LISTED RECORDS: Begin

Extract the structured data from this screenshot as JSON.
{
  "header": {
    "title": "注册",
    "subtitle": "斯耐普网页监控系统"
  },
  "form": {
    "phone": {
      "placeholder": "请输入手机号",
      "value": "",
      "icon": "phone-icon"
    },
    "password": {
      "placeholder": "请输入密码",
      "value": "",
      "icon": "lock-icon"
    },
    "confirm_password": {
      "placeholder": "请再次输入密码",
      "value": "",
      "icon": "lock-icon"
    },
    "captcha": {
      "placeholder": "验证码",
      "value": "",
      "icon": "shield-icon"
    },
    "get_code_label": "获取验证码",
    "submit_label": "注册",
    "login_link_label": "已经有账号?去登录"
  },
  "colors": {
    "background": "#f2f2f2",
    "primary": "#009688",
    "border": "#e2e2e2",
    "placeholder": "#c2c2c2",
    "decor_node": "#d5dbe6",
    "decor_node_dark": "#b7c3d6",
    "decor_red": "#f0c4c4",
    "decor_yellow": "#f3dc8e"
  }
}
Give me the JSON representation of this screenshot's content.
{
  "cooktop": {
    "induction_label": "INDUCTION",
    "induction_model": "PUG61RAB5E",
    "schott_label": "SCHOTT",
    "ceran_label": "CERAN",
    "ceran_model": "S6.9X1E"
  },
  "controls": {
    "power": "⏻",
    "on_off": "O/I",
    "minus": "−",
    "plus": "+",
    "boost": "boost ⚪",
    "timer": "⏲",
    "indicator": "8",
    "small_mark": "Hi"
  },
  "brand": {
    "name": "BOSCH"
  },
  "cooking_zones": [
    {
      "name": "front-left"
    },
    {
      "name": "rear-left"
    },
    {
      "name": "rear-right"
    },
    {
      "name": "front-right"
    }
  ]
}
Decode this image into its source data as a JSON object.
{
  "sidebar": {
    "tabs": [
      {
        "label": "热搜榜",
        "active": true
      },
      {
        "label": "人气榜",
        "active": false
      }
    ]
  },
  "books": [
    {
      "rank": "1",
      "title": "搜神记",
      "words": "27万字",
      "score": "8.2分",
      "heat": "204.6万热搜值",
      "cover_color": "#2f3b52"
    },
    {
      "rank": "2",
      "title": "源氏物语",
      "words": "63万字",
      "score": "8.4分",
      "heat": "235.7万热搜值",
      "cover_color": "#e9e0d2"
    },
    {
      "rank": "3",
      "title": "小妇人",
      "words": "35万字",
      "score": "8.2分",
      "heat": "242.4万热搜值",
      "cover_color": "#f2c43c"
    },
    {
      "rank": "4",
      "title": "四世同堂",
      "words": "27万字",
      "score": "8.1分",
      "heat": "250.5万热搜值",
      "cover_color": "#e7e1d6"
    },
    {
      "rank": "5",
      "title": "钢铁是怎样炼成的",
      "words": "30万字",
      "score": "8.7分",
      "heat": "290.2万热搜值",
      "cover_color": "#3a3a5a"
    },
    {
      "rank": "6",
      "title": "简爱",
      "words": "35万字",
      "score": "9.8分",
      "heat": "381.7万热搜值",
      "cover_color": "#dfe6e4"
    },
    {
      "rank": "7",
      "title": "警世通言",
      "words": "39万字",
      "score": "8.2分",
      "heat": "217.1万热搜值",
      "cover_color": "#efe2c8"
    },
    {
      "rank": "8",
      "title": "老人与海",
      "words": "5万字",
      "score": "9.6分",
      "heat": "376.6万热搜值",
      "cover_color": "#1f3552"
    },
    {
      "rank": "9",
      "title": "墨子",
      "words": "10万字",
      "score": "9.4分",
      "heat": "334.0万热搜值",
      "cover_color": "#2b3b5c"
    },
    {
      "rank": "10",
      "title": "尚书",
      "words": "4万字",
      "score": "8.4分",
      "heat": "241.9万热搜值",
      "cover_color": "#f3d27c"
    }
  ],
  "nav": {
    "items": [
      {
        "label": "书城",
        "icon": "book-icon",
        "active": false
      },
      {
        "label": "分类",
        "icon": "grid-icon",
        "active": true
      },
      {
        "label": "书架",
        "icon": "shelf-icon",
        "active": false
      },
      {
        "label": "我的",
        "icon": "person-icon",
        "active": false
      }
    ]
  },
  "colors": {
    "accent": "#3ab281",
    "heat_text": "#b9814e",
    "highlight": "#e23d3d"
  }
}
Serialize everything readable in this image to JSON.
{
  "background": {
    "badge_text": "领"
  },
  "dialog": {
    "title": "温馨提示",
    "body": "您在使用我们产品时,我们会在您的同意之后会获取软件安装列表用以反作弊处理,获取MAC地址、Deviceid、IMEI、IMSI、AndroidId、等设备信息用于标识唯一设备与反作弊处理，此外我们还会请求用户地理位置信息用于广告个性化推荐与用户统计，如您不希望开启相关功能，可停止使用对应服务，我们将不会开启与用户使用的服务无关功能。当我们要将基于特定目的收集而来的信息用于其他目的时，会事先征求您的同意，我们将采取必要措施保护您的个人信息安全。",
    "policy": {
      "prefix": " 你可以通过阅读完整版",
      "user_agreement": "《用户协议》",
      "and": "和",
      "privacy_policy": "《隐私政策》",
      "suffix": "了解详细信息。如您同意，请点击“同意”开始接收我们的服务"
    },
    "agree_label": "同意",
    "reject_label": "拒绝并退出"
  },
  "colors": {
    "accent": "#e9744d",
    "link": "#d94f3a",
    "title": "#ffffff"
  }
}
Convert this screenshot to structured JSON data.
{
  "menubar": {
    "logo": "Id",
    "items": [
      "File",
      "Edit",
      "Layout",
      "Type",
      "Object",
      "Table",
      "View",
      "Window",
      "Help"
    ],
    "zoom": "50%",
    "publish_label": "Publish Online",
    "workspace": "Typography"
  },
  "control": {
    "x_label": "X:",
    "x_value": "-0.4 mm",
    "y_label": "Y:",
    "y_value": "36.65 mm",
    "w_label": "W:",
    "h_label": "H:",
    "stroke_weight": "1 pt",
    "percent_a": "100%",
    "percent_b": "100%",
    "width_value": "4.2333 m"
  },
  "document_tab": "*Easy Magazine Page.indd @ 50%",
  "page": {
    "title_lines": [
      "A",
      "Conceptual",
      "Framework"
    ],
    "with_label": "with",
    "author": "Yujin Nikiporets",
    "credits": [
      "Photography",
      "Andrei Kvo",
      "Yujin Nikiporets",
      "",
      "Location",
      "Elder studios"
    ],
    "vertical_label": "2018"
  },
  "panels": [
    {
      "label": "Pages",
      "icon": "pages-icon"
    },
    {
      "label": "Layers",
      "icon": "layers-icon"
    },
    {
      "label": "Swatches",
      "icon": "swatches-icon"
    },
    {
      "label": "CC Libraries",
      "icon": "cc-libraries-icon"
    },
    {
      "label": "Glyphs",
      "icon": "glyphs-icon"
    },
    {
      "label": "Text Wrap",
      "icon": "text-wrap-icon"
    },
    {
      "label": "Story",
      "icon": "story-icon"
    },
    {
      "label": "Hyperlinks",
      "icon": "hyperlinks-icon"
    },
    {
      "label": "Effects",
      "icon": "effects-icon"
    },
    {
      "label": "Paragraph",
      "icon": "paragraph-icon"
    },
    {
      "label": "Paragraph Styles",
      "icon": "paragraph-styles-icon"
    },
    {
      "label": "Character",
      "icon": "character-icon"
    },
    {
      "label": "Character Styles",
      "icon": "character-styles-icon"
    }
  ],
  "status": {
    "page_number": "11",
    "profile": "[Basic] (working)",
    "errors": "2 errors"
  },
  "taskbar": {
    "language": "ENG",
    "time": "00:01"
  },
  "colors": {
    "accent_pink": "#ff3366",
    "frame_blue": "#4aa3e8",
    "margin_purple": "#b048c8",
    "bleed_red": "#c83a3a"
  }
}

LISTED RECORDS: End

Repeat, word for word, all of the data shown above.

Extract the structured data from this screenshot as JSON.
{
  "header": {
    "title": "注册",
    "subtitle": "斯耐普网页监控系统"
  },
  "form": {
    "phone": {
      "placeholder": "请输入手机号",
      "value": "",
      "icon": "phone-icon"
    },
    "password": {
      "placeholder": "请输入密码",
      "value": "",
      "icon": "lock-icon"
    },
    "confirm_password": {
      "placeholder": "请再次输入密码",
      "value": "",
      "icon": "lock-icon"
    },
    "captcha": {
      "placeholder": "验证码",
      "value": "",
      "icon": "shield-icon"
    },
    "get_code_label": "获取验证码",
    "submit_label": "注册",
    "login_link_label": "已经有账号?去登录"
  },
  "colors": {
    "background": "#f2f2f2",
    "primary": "#009688",
    "border": "#e2e2e2",
    "placeholder": "#c2c2c2",
    "decor_node": "#d5dbe6",
    "decor_node_dark": "#b7c3d6",
    "decor_red": "#f0c4c4",
    "decor_yellow": "#f3dc8e"
  }
}
Give me the JSON representation of this screenshot's content.
{
  "cooktop": {
    "induction_label": "INDUCTION",
    "induction_model": "PUG61RAB5E",
    "schott_label": "SCHOTT",
    "ceran_label": "CERAN",
    "ceran_model": "S6.9X1E"
  },
  "controls": {
    "power": "⏻",
    "on_off": "O/I",
    "minus": "−",
    "plus": "+",
    "boost": "boost ⚪",
    "timer": "⏲",
    "indicator": "8",
    "small_mark": "Hi"
  },
  "brand": {
    "name": "BOSCH"
  },
  "cooking_zones": [
    {
      "name": "front-left"
    },
    {
      "name": "rear-left"
    },
    {
      "name": "rear-right"
    },
    {
      "name": "front-right"
    }
  ]
}
Decode this image into its source data as a JSON object.
{
  "sidebar": {
    "tabs": [
      {
        "label": "热搜榜",
        "active": true
      },
      {
        "label": "人气榜",
        "active": false
      }
    ]
  },
  "books": [
    {
      "rank": "1",
      "title": "搜神记",
      "words": "27万字",
      "score": "8.2分",
      "heat": "204.6万热搜值",
      "cover_color": "#2f3b52"
    },
    {
      "rank": "2",
      "title": "源氏物语",
      "words": "63万字",
      "score": "8.4分",
      "heat": "235.7万热搜值",
      "cover_color": "#e9e0d2"
    },
    {
      "rank": "3",
      "title": "小妇人",
      "words": "35万字",
      "score": "8.2分",
      "heat": "242.4万热搜值",
      "cover_color": "#f2c43c"
    },
    {
      "rank": "4",
      "title": "四世同堂",
      "words": "27万字",
      "score": "8.1分",
      "heat": "250.5万热搜值",
      "cover_color": "#e7e1d6"
    },
    {
      "rank": "5",
      "title": "钢铁是怎样炼成的",
      "words": "30万字",
      "score": "8.7分",
      "heat": "290.2万热搜值",
      "cover_color": "#3a3a5a"
    },
    {
      "rank": "6",
      "title": "简爱",
      "words": "35万字",
      "score": "9.8分",
      "heat": "381.7万热搜值",
      "cover_color": "#dfe6e4"
    },
    {
      "rank": "7",
      "title": "警世通言",
      "words": "39万字",
      "score": "8.2分",
      "heat": "217.1万热搜值",
      "cover_color": "#efe2c8"
    },
    {
      "rank": "8",
      "title": "老人与海",
      "words": "5万字",
      "score": "9.6分",
      "heat": "376.6万热搜值",
      "cover_color": "#1f3552"
    },
    {
      "rank": "9",
      "title": "墨子",
      "words": "10万字",
      "score": "9.4分",
      "heat": "334.0万热搜值",
      "cover_color": "#2b3b5c"
    },
    {
      "rank": "10",
      "title": "尚书",
      "words": "4万字",
      "score": "8.4分",
      "heat": "241.9万热搜值",
      "cover_color": "#f3d27c"
    }
  ],
  "nav": {
    "items": [
      {
        "label": "书城",
        "icon": "book-icon",
        "active": false
      },
      {
        "label": "分类",
        "icon": "grid-icon",
        "active": true
      },
      {
        "label": "书架",
        "icon": "shelf-icon",
        "active": false
      },
      {
        "label": "我的",
        "icon": "person-icon",
        "active": false
      }
    ]
  },
  "colors": {
    "accent": "#3ab281",
    "heat_text": "#b9814e",
    "highlight": "#e23d3d"
  }
}
Serialize everything readable in this image to JSON.
{
  "background": {
    "badge_text": "领"
  },
  "dialog": {
    "title": "温馨提示",
    "body": "您在使用我们产品时,我们会在您的同意之后会获取软件安装列表用以反作弊处理,获取MAC地址、Deviceid、IMEI、IMSI、AndroidId、等设备信息用于标识唯一设备与反作弊处理，此外我们还会请求用户地理位置信息用于广告个性化推荐与用户统计，如您不希望开启相关功能，可停止使用对应服务，我们将不会开启与用户使用的服务无关功能。当我们要将基于特定目的收集而来的信息用于其他目的时，会事先征求您的同意，我们将采取必要措施保护您的个人信息安全。",
    "policy": {
      "prefix": " 你可以通过阅读完整版",
      "user_agreement": "《用户协议》",
      "and": "和",
      "privacy_policy": "《隐私政策》",
      "suffix": "了解详细信息。如您同意，请点击“同意”开始接收我们的服务"
    },
    "agree_label": "同意",
    "reject_label": "拒绝并退出"
  },
  "colors": {
    "accent": "#e9744d",
    "link": "#d94f3a",
    "title": "#ffffff"
  }
}
Convert this screenshot to structured JSON data.
{
  "menubar": {
    "logo": "Id",
    "items": [
      "File",
      "Edit",
      "Layout",
      "Type",
      "Object",
      "Table",
      "View",
      "Window",
      "Help"
    ],
    "zoom": "50%",
    "publish_label": "Publish Online",
    "workspace": "Typography"
  },
  "control": {
    "x_label": "X:",
    "x_value": "-0.4 mm",
    "y_label": "Y:",
    "y_value": "36.65 mm",
    "w_label": "W:",
    "h_label": "H:",
    "stroke_weight": "1 pt",
    "percent_a": "100%",
    "percent_b": "100%",
    "width_value": "4.2333 m"
  },
  "document_tab": "*Easy Magazine Page.indd @ 50%",
  "page": {
    "title_lines": [
      "A",
      "Conceptual",
      "Framework"
    ],
    "with_label": "with",
    "author": "Yujin Nikiporets",
    "credits": [
      "Photography",
      "Andrei Kvo",
      "Yujin Nikiporets",
      "",
      "Location",
      "Elder studios"
    ],
    "vertical_label": "2018"
  },
  "panels": [
    {
      "label": "Pages",
      "icon": "pages-icon"
    },
    {
      "label": "Layers",
      "icon": "layers-icon"
    },
    {
      "label": "Swatches",
      "icon": "swatches-icon"
    },
    {
      "label": "CC Libraries",
      "icon": "cc-libraries-icon"
    },
    {
      "label": "Glyphs",
      "icon": "glyphs-icon"
    },
    {
      "label": "Text Wrap",
      "icon": "text-wrap-icon"
    },
    {
      "label": "Story",
      "icon": "story-icon"
    },
    {
      "label": "Hyperlinks",
      "icon": "hyperlinks-icon"
    },
    {
      "label": "Effects",
      "icon": "effects-icon"
    },
    {
      "label": "Paragraph",
      "icon": "paragraph-icon"
    },
    {
      "label": "Paragraph Styles",
      "icon": "paragraph-styles-icon"
    },
    {
      "label": "Character",
      "icon": "character-icon"
    },
    {
      "label": "Character Styles",
      "icon": "character-styles-icon"
    }
  ],
  "status": {
    "page_number": "11",
    "profile": "[Basic] (working)",
    "errors": "2 errors"
  },
  "taskbar": {
    "language": "ENG",
    "time": "00:01"
  },
  "colors": {
    "accent_pink": "#ff3366",
    "frame_blue": "#4aa3e8",
    "margin_purple": "#b048c8",
    "bleed_red": "#c83a3a"
  }
}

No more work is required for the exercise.